WORK REQUEST
Return only the count of lines in the listing below where the word "flip" appears.

DATA SECTION
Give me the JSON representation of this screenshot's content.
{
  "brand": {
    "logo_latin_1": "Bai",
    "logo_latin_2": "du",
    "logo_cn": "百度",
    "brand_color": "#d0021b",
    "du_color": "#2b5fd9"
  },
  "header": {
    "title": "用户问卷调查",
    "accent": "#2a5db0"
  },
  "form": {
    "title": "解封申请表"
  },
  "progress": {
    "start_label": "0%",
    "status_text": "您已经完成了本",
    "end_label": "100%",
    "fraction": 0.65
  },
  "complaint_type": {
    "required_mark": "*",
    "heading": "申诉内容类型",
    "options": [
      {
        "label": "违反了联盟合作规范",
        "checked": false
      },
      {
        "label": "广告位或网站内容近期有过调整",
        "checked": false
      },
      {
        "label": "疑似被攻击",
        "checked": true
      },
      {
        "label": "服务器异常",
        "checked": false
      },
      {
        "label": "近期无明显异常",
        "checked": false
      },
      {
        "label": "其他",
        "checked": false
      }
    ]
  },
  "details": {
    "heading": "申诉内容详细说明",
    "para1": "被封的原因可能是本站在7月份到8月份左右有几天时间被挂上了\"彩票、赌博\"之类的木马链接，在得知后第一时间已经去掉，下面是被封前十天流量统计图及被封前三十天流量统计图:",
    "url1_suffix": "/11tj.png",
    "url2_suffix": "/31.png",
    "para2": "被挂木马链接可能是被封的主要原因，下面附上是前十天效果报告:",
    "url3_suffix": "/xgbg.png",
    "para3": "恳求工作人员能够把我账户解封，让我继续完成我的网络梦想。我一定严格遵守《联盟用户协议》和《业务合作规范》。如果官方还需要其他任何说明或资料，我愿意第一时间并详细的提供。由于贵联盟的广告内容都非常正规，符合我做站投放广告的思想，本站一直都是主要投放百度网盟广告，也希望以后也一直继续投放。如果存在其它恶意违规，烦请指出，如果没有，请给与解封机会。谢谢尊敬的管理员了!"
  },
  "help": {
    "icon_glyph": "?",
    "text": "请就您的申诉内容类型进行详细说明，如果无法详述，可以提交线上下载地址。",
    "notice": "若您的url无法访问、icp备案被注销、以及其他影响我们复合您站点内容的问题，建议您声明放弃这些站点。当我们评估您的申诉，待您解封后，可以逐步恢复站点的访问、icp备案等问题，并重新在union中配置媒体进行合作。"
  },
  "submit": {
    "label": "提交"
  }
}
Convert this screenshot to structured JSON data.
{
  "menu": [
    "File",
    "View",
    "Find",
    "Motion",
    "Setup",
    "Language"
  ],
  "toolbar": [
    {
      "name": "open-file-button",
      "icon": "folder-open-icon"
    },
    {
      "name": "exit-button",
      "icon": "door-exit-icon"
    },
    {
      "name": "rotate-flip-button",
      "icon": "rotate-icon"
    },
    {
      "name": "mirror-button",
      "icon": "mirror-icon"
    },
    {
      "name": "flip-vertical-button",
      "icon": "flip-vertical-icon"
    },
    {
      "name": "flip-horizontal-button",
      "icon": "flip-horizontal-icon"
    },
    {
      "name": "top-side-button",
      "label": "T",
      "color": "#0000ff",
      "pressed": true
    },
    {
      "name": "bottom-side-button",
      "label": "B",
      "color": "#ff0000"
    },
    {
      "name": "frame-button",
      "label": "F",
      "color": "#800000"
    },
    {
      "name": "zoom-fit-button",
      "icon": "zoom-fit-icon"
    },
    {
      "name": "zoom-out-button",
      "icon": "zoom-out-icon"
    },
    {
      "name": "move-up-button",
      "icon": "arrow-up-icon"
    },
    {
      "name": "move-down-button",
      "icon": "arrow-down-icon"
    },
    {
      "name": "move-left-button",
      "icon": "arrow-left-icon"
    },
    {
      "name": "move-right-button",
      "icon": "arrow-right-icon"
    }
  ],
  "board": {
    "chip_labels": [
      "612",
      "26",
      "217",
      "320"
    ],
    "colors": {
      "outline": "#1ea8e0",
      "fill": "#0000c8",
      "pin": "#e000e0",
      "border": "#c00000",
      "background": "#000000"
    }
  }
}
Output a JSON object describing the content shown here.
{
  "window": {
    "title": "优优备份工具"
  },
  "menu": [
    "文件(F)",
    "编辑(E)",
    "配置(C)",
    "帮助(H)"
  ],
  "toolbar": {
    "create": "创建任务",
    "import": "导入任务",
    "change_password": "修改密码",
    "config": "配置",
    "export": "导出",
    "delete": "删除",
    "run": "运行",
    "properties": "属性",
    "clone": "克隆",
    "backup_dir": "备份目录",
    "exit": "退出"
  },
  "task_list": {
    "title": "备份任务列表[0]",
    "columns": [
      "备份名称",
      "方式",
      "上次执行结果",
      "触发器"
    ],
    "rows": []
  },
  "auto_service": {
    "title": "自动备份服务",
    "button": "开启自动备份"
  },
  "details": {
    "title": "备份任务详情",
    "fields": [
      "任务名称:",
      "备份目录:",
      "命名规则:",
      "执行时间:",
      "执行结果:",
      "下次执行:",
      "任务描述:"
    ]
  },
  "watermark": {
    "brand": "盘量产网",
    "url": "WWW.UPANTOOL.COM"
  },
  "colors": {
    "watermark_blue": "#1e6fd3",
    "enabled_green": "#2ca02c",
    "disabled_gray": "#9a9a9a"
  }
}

OUTPUT FOR THIS TASK
5